Homeless Count

About the graph
Total homeless counts in Los Angeles County have increased by more than 14,000 between the beginning of the Great Recession in 2009 and now in 2018.  There are more unsheltered homeless persons than sheltered in every year.

How is Los Angeles addressing homelessness?
The City and County of Los Angeles passed Measures HHH and H, respectively, to alleviate homelessness.  Los Angeles City voters passed Measure HHH in November 2016 to fund $1.2 billion towards developing permanent supportive housing for homeless individuals and those at risk of homelessness throughout the City through a $0.348 per square foot property tax.  Similarly, the County voters passed Measure H in March 2017 to fund an estimated $355 million for homeless services and prevention through a 0.25% increase in county sales tax.
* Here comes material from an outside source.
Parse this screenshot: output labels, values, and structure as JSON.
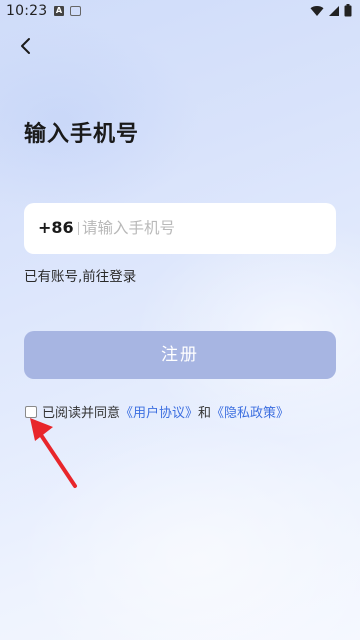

The said services pertain to but are not limited to: mental health, substance abuse treatment, health care, education, job training, rental subsidies, and gender-based violence.  The Los Angeles Times argued that Measure H would “fulfill the promise of Measure HHH” given that “developers […] can’t get bond money until they have service providers lined up” (March 2017).
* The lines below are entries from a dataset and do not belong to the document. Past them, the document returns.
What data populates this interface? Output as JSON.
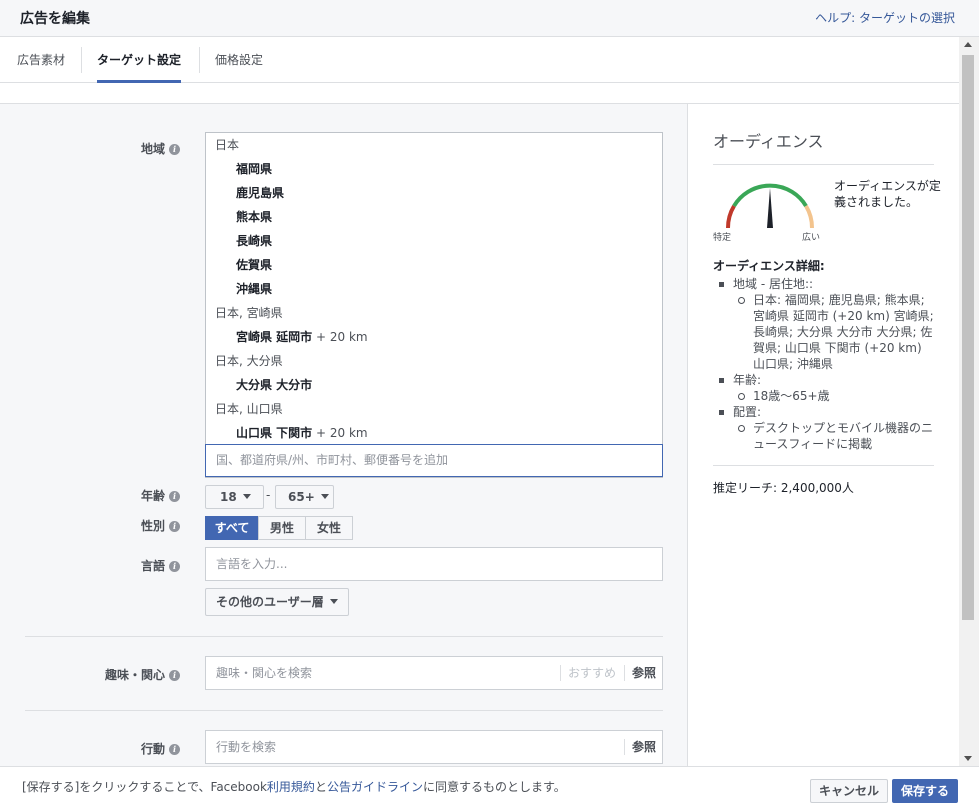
{
  "header": {
    "title": "広告を編集",
    "help_link": "ヘルプ: ターゲットの選択"
  },
  "tabs": [
    {
      "label": "広告素材"
    },
    {
      "label": "ターゲット設定"
    },
    {
      "label": "価格設定"
    }
  ],
  "form": {
    "location": {
      "label": "地域",
      "rows": [
        {
          "name": "日本",
          "sub": false
        },
        {
          "name": "福岡県",
          "sub": true
        },
        {
          "name": "鹿児島県",
          "sub": true
        },
        {
          "name": "熊本県",
          "sub": true
        },
        {
          "name": "長崎県",
          "sub": true
        },
        {
          "name": "佐賀県",
          "sub": true
        },
        {
          "name": "沖縄県",
          "sub": true
        },
        {
          "name": "日本, 宮崎県",
          "sub": false
        },
        {
          "name": "宮崎県 延岡市",
          "sub": true,
          "radius": " + 20 km"
        },
        {
          "name": "日本, 大分県",
          "sub": false
        },
        {
          "name": "大分県 大分市",
          "sub": true
        },
        {
          "name": "日本, 山口県",
          "sub": false
        },
        {
          "name": "山口県 下関市",
          "sub": true,
          "radius": " + 20 km"
        }
      ],
      "input_placeholder": "国、都道府県/州、市町村、郵便番号を追加"
    },
    "age": {
      "label": "年齢",
      "min": "18",
      "dash": "-",
      "max": "65+"
    },
    "gender": {
      "label": "性別",
      "options": [
        "すべて",
        "男性",
        "女性"
      ],
      "selected": "すべて"
    },
    "language": {
      "label": "言語",
      "placeholder": "言語を入力..."
    },
    "more_demographics": "その他のユーザー層",
    "interests": {
      "label": "趣味・関心",
      "placeholder": "趣味・関心を検索",
      "suggest": "おすすめ",
      "browse": "参照"
    },
    "behaviors": {
      "label": "行動",
      "placeholder": "行動を検索",
      "browse": "参照"
    }
  },
  "audience": {
    "title": "オーディエンス",
    "gauge_text": "オーディエンスが定義されました。",
    "gauge_left": "特定",
    "gauge_right": "広い",
    "details_title": "オーディエンス詳細:",
    "details": [
      {
        "head": "地域 - 居住地::",
        "items": [
          "日本: 福岡県; 鹿児島県; 熊本県; 宮崎県 延岡市 (+20 km) 宮崎県; 長崎県; 大分県 大分市 大分県; 佐賀県; 山口県 下関市 (+20 km) 山口県; 沖縄県"
        ]
      },
      {
        "head": "年齢:",
        "items": [
          "18歳～65+歳"
        ]
      },
      {
        "head": "配置:",
        "items": [
          "デスクトップとモバイル機器のニュースフィードに掲載"
        ]
      }
    ],
    "reach": "推定リーチ: 2,400,000人"
  },
  "footer": {
    "note_pre": "[保存する]をクリックすることで、Facebook",
    "terms_link": "利用規約",
    "note_and": "と",
    "ad_guide_link": "公告ガイドライン",
    "note_post": "に同意するものとします。",
    "cancel": "キャンセル",
    "save": "保存する"
  },
  "colors": {
    "accent": "#4267b2",
    "link": "#365899",
    "gauge_red": "#c0392b",
    "gauge_green": "#3aa757",
    "gauge_peach": "#f3c48e"
  }
}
Measure Level Passed in Description
HHH City November 2016 Authorizing $0.348 per square foot property tax for 10 years and up to $1.2 billion in bonds to fund housing for homeless people and people at risk of becoming homeless and to fund facilities that provide mental health care, addiction treatment, and other services.
H County March 2017 Authorizing a 0.25% county sales tax for 10 years to fund homeless services and prevention.

 
Notes
The Los Angeles Homeless Services Authority (LAHSA) has conducted full shelter counts in every year starting in 2005.  However, prior to 2015, the Los Angeles Continuum of Care (CoC) only did full Homeless Counts in odd years, e.g. 2005, 2007, and 2009.  For this reason, the unsheltered numbers for the even years for the LA CoC, as well as for Long Beach and Glendale, were the same as the number from the respective previous odd years.  Pasadena has done annual counts since the beginning, and so their changes will be reflected in the even years.

In addition, the data in the U.S. Department of Housing and Urban Development’s (HUD) Homelessness Data Exchange (HDX) does not include 2006.  Lastly, Los Angeles County did not administer a homeless count in 2014 (Los Angeles County, July 2014).